USA: Apple Inc.’s tremendously influential iPhone helped spark the market for microelectromechanical systems (MEMS) microphones to new heights, causing MEMS microphone shipments to nearly quintuple in just three short years.
Shipments of MEMS microphones reached an estimated 2.06 billion units in 2012, up by a factor of 4.8 from 432.9 million units in 2009. according to an IHS iSuppli MEMS Market Brief.
“While MEMS microphones have been around for many years, 2009 marked an important milestone when Apple started to buy MEMS microphones for the iPod nano 5, and more importantly, for the iPhone 4,” said Jérémie Bouchaud, director and senior principal analyst for MEMS & sensors at IHS. “With Apple playing a huge role, the MEMS microphone market turned up the volume dramatically.”
Following the design win with Apple, global MEMS microphone shipments rose 696.4 million units in 2010, and then surged to 1.3 billion units the following year, as shown in the figure attached. Apple’s share of MEMS microphone consumption shipments rose from just 6.2 percent in 2009 to an outsized 30.8 percent in 2012.
MEMS microphones multiply in mobile market
One of the great success stories in the MEMS field, silicon microphones have found their use broadening over the years in what has become a fast-growing market. While a smartphone or feature phone may need one accelerometer, compass and gyroscope each, two MEMS microphones for a smartphone is typical—up from just one microphone two years ago.
Even more remarkable, handset suppliers are now considering the use of three or more MEMS microphones for additional benefits, such as greater support for noise suppression as well as HD-quality audio recording for videos.

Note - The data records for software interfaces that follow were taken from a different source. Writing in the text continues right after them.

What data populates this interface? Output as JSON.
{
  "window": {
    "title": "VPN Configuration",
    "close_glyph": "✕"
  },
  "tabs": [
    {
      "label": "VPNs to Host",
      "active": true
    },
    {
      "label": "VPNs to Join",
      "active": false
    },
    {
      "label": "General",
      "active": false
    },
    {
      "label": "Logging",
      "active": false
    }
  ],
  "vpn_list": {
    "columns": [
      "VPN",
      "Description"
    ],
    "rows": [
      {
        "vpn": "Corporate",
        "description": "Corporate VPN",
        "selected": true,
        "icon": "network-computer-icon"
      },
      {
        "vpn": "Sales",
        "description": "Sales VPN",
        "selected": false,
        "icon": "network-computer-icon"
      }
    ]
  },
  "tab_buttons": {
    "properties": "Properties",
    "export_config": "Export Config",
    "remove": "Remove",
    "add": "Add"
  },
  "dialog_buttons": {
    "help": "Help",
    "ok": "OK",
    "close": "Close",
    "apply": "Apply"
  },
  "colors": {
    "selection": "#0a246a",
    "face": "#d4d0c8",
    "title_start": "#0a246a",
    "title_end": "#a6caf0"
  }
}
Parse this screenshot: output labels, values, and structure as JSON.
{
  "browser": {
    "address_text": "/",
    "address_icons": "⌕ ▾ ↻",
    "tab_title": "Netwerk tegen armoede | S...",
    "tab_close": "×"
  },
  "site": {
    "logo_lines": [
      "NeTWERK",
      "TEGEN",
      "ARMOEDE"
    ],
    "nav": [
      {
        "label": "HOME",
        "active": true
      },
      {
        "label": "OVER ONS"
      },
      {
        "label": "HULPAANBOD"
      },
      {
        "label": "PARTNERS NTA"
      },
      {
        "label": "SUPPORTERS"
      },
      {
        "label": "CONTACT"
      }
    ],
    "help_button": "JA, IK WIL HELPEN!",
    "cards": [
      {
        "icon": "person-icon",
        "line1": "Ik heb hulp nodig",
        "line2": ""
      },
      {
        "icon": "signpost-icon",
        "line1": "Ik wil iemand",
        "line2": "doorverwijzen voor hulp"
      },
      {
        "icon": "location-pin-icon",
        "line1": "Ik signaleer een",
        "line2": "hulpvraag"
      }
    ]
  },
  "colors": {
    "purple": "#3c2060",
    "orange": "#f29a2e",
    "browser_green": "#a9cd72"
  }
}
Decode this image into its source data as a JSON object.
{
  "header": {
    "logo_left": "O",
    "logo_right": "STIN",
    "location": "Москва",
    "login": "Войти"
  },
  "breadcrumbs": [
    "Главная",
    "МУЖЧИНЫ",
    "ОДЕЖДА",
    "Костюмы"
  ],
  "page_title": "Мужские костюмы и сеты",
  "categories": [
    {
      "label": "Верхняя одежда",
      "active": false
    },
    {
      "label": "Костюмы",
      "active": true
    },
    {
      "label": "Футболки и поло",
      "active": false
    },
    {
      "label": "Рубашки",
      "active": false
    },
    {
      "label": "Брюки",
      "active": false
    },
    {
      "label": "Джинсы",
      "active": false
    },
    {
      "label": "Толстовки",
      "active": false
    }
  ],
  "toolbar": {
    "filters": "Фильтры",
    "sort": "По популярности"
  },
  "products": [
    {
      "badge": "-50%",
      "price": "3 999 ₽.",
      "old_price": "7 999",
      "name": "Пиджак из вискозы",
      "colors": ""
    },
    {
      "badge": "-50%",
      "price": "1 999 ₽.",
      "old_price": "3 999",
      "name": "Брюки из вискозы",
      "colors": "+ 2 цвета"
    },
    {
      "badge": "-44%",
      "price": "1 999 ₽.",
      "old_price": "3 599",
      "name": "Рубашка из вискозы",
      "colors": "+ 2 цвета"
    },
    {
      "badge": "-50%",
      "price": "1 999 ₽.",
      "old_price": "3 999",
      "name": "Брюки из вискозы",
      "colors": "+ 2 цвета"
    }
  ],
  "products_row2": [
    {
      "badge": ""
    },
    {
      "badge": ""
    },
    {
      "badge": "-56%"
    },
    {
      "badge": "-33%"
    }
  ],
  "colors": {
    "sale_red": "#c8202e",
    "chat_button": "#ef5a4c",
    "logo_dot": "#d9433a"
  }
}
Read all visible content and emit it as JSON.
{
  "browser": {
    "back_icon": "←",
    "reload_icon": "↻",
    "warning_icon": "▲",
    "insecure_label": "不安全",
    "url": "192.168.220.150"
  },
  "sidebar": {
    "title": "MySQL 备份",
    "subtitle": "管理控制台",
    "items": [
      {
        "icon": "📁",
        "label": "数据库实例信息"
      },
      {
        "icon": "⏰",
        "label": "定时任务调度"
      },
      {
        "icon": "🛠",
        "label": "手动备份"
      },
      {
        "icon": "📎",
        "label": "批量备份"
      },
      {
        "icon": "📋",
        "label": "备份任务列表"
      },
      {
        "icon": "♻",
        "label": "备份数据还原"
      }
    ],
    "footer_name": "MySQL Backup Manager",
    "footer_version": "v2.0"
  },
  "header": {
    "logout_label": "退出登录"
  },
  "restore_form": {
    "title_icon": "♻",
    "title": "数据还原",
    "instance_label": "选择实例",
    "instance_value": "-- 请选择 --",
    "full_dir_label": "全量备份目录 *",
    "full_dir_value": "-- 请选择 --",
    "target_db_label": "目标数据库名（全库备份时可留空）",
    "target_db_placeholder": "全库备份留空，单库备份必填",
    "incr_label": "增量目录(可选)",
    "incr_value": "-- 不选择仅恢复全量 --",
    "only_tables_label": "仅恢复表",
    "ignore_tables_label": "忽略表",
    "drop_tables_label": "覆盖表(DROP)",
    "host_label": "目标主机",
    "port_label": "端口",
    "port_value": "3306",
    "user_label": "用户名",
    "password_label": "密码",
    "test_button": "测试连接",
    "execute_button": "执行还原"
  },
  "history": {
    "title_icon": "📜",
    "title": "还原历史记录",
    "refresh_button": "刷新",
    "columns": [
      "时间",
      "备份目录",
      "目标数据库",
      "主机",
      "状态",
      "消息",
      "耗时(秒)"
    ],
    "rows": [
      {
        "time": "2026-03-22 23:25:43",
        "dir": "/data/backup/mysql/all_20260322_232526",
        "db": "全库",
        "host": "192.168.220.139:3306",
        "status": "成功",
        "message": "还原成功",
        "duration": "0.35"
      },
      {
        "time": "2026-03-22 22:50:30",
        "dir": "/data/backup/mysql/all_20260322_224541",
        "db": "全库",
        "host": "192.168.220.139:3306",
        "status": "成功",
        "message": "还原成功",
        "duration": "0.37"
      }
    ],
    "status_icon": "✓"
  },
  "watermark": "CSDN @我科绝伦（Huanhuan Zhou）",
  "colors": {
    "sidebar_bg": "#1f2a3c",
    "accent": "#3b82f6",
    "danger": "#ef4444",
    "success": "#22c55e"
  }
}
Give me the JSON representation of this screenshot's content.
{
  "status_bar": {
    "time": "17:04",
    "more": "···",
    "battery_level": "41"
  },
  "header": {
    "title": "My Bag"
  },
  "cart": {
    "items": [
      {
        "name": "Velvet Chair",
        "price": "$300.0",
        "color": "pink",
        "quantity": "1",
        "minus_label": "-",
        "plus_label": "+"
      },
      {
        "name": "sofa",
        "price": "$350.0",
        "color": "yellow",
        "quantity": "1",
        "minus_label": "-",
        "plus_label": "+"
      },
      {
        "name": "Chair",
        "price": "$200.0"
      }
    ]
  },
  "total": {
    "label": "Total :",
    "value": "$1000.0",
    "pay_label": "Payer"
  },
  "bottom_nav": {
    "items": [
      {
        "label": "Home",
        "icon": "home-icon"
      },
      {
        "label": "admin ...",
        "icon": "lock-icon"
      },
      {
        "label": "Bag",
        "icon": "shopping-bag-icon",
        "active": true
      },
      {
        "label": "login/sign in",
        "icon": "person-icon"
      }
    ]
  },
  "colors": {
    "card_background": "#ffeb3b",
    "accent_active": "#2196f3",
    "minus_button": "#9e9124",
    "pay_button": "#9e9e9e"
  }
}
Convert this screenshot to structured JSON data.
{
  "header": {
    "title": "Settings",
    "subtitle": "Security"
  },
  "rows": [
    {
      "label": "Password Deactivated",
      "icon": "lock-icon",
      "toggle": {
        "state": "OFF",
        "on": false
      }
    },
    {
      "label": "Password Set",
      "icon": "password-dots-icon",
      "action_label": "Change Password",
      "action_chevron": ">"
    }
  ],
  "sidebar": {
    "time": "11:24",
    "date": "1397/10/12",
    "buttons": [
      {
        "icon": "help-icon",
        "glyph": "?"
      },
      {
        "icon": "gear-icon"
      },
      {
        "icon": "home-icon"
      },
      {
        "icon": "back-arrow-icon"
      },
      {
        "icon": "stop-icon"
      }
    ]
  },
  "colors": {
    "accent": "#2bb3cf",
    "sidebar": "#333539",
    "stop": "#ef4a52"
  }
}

The emphasis on clearer sound is much more pronounced today, especially because handsets have become versatile tools for other tasks, such as listening to music or recording video, in addition to their original purpose for making phone calls. Acoustics, in fact, remains one of the few ways in which handset manufacturers can differentiate their phones.
For instance, the new Nokia Lumia smartphone touts its audio performance and high-quality recording as an important feature setting the handset apart from competitors. And in a high-profile move a year ago, Apple introduced its Siri voice command feature in the iPhone 4S that was then carried over to the iPhone 5 and included in other Apple products, such as the fifth-generation iPod touch music player and the iPad fourth-generation tablet.
The voice command in Siri, in particular, was a breakthrough that held significant implications for MEMS. While voice command has been around for more than 10 years, Siri demonstrated the impressive functionality that could be achieved by multiple MEMS microphones featuring a lower signal-to-noise ratio.
The inclusion of more microphones in handsets has also improved audio for video recording in cellphones.
The iPhone 4 and 4S had two microphones from Knowles and AAC had been implemented on the side of the display. These worked great for calls and voice commands, but their placement was not ideal for recording the sound of the video taken with the main camera on the back of the phone.
The iPhone 5 still has the two microphones from Knowles and AAC but adds a high-performance MEMS microphone from Analog Devices on the back of the phone for video recording.
MEMS microphones stay in the money
In a clear illustration of the high value of the MEMS microphone space, the fast adoption of MEMS microphones has come about without a corresponding price reduction of the device, defying a trend that usually occurs in fast-growing applications for the consumer and mobile markets.
Unlike accelerometers, the price of MEMS microphones has held up, mainly because the high-end segment—typified by the likes of Apple and Nokia handsets—is not purely driven by price. Apple, for instance, pays anywhere from three to four times more than its competitors to secure performance-oriented MEMS microphones, helping to stabilize pricing for MEMS microphones as a whole.